When the privatisation programme of Margaret Thatcher’s government got into its swing in the mid-1980s, Harold Macmillan, a former UK Conservative prime minister, compared the policy to a family selling off its assets: “First of all the Georgian silver goes, and then all that nice furniture that used to be in the saloon. Then the Canalettos go.” You can’t eat the accumulated wealth of generations, but it has always been understood that assets are vital for lasting prosperity. No business would ignore its balance sheet — or rather, those that resort to tricksy off-balance sheet accounting often fail spectacularly.

Wealth is just as fundamental to national prosperity in the long term. Assets are the stored capacity to generate future income and consumption. They may be created by investments funded out of current income, or they may be gifts of nature. How well off people are in terms of their ability to consume or otherwise lead the lives they want depends not only on their own endeavours but also on the past accumulation of a wide range of assets.

Some of these are individual; human capital reflects personal effort and acquisition of skills, family and social background and the education system. Others, such as natural capital, are collective assets whose state reflects the entire economic system — globally, in the case of climate.

This speaks to widely acknowledged flaws in using gross domestic product as the key metric of economic success. For example, the paradox that a natural disaster is good for GDP, because of the required reconstruction of homes and infrastructure, is often pointed out. Yet immense resources go into measuring GDP and little into measuring wealth.

This is just starting to change. The World Bank is building a database on “comprehensive wealth”, defined as consisting of natural, human and produced capital, and net foreign assets. The UN has been developing a statistical standard for measuring natural assets.

The UK government’s natural capital committee and the Office for National Statistics are pioneering the development of natural capital accounts. They show that the value of natural capital, including mineral resources, urban green space, biodiversity and air quality, has been in decline. But much more data are needed to be able to say when any component will reach the tipping point of collapse, unable to contribute to future living standards.

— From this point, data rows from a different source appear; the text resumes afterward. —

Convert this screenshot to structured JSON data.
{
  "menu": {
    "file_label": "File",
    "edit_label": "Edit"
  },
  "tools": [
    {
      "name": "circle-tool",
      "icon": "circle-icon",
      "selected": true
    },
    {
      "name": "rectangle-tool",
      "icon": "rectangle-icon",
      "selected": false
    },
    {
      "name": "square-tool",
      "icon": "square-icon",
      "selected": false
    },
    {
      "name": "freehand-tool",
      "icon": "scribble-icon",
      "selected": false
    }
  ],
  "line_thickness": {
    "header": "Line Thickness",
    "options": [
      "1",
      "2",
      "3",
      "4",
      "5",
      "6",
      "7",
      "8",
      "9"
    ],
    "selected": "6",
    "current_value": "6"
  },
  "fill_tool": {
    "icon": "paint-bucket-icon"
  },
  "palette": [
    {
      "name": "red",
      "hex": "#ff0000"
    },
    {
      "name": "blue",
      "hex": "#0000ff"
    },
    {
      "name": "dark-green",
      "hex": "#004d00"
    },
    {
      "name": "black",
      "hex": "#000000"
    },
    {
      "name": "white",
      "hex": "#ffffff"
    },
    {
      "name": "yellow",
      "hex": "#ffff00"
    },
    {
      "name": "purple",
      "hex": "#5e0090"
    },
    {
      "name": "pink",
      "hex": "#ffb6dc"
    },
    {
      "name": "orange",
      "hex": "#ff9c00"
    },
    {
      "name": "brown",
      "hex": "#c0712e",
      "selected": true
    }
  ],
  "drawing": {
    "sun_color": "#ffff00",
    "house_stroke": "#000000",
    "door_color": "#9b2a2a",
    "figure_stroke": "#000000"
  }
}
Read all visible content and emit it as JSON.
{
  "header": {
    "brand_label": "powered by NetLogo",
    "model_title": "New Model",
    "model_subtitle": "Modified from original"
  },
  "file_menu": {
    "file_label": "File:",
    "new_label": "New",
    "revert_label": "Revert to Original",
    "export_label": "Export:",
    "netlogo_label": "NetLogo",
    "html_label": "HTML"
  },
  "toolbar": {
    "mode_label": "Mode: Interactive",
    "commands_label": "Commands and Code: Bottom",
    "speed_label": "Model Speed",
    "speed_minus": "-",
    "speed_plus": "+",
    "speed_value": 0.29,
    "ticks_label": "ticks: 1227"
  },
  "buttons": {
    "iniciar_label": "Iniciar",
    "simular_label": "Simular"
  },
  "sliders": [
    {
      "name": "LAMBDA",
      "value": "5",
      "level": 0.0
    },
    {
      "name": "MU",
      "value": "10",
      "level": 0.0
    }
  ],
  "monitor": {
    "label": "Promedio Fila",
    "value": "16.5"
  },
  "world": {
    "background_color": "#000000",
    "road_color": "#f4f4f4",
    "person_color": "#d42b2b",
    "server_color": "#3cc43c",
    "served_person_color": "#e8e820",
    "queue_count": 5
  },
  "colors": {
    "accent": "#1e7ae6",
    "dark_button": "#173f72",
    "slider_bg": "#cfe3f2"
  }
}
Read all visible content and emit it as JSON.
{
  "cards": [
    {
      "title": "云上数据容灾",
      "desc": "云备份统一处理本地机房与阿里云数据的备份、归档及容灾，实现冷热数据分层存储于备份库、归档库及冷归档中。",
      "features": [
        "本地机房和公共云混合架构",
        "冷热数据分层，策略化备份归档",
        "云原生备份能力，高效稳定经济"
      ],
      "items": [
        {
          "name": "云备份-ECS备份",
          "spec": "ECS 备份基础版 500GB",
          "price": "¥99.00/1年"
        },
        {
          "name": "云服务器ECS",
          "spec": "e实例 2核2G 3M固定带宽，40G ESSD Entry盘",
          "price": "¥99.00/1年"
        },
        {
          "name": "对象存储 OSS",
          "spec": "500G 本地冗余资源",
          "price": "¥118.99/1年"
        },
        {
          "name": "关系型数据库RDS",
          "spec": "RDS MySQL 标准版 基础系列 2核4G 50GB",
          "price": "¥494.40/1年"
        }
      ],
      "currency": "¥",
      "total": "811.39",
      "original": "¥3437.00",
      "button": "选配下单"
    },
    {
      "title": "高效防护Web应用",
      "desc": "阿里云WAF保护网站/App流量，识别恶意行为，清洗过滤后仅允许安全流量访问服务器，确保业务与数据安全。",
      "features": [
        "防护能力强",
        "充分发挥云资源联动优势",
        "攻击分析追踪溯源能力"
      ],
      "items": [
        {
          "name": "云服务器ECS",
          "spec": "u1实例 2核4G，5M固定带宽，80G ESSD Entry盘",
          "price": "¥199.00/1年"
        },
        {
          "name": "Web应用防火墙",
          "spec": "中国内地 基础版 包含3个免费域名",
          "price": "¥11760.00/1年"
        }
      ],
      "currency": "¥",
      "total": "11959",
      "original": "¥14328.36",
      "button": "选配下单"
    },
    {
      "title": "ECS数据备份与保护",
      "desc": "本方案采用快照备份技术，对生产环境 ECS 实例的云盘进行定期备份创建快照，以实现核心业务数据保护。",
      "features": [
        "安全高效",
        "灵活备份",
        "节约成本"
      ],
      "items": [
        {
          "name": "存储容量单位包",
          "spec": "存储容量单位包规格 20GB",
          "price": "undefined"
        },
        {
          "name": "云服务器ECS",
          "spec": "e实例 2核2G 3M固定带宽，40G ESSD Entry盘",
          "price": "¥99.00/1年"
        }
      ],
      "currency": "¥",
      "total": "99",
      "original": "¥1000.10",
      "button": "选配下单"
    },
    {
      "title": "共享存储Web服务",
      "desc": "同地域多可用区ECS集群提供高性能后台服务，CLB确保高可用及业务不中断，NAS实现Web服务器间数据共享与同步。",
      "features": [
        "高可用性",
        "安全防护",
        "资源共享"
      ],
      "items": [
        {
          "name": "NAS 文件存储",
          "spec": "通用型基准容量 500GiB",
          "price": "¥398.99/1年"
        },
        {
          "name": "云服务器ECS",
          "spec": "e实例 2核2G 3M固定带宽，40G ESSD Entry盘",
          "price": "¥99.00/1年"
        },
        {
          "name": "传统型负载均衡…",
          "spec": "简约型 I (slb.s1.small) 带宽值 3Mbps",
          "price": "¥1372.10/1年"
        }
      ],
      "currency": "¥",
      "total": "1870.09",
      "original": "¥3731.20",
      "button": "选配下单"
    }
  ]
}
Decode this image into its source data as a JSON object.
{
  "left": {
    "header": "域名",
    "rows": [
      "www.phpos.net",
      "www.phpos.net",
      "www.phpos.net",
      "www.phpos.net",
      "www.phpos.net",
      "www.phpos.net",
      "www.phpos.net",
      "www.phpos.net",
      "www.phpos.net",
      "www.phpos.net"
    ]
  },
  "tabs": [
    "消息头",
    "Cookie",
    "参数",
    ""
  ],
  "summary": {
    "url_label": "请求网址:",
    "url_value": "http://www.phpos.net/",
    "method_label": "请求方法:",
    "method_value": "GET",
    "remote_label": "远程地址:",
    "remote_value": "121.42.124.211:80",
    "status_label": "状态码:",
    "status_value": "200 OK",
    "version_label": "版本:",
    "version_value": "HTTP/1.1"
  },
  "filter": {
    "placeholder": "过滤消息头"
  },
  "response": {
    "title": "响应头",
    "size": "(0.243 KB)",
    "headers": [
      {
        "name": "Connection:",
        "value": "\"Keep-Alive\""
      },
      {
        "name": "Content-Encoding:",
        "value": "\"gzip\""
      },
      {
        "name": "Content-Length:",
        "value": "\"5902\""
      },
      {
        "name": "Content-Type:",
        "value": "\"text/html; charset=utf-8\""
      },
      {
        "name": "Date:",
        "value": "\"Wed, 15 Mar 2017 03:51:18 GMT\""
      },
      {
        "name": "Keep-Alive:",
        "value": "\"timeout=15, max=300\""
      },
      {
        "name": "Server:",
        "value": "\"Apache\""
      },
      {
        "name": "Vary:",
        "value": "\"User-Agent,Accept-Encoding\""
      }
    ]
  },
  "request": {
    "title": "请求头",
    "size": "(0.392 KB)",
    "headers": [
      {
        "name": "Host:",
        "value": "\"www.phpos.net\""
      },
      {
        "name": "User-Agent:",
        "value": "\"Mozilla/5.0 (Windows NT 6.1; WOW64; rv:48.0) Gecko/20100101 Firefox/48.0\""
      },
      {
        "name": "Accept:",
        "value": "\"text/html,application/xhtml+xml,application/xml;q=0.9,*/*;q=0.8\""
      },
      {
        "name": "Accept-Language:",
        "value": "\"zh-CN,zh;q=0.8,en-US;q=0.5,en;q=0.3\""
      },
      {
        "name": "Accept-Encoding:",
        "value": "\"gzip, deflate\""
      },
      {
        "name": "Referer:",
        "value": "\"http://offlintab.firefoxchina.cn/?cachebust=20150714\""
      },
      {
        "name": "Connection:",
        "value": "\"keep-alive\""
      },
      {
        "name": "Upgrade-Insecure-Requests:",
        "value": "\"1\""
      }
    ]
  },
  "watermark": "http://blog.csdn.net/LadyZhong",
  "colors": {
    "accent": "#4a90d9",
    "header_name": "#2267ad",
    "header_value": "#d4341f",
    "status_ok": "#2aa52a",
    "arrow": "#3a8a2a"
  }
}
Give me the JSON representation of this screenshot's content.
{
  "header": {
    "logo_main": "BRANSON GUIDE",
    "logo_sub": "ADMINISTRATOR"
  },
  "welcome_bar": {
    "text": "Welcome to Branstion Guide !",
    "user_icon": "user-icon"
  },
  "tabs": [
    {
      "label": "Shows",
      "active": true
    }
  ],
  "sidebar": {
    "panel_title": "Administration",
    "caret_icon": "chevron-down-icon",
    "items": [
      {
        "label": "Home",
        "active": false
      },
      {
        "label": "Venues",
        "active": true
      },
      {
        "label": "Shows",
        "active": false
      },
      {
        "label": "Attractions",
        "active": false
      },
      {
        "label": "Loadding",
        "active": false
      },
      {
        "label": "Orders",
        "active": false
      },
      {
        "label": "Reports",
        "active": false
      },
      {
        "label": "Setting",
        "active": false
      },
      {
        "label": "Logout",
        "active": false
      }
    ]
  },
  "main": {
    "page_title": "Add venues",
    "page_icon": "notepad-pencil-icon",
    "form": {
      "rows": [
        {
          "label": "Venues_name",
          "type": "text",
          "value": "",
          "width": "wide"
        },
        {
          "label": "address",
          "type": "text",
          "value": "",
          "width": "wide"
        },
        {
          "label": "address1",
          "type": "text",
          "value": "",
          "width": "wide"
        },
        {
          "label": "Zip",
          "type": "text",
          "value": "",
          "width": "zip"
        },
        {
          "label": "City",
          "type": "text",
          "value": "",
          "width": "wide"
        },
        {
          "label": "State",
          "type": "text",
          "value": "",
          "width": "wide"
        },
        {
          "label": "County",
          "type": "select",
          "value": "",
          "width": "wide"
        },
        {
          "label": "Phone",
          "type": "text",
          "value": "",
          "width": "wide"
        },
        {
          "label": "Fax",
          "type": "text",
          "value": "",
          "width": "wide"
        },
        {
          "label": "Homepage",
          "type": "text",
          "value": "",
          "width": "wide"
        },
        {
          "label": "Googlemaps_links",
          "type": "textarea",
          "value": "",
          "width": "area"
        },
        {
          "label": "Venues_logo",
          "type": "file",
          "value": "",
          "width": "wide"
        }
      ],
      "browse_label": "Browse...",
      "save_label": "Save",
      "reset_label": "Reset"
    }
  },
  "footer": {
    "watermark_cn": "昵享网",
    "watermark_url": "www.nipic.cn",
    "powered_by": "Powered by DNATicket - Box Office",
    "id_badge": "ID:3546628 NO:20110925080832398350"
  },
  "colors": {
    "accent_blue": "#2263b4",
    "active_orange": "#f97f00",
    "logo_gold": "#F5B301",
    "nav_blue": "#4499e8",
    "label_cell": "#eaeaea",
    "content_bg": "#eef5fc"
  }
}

There are statistics on financial capital and conventional productive capital such as factories; there are fewer on infrastructure, and its quality — how many postwar concrete buildings or bridges will soon need replacing? Some countries measure human capital, which the ONS is working on improving.

One key missing piece of the picture is social capital, or trust. Economic theory says this is vital. Anyone buying online puts their trust in someone they do not know, whose product they cannot see. In business, trust comes as goodwill, which makes it easier for a company to raise new capital. Social capital lies behind whether a government can raise tax revenues and provide public goods.

But how to define it with sufficient detail for statisticians to measure it? My colleagues and I are working on extending the definition and measurement of comprehensive wealth, in co-operation with organisations such as the ONS and UN. Our recent interim report highlights work such as a methodology for capturing in just two indicators the many dimensions of social capital.

However, the task is enormous — as big as the effort in the 1930s and 1940s to develop the current system of national accounts. GDP was a metric for its time: a measure of economic possibilities when the needs of the Depression and war were urgent. The pressing challenge for today’s economies is the sustainability of our present standard of living. Unless we measure our assets, we will not know how far we are living on borrowed time — until it is too late.


The writer is Bennett Professor of Public Policy at the University of Cambridge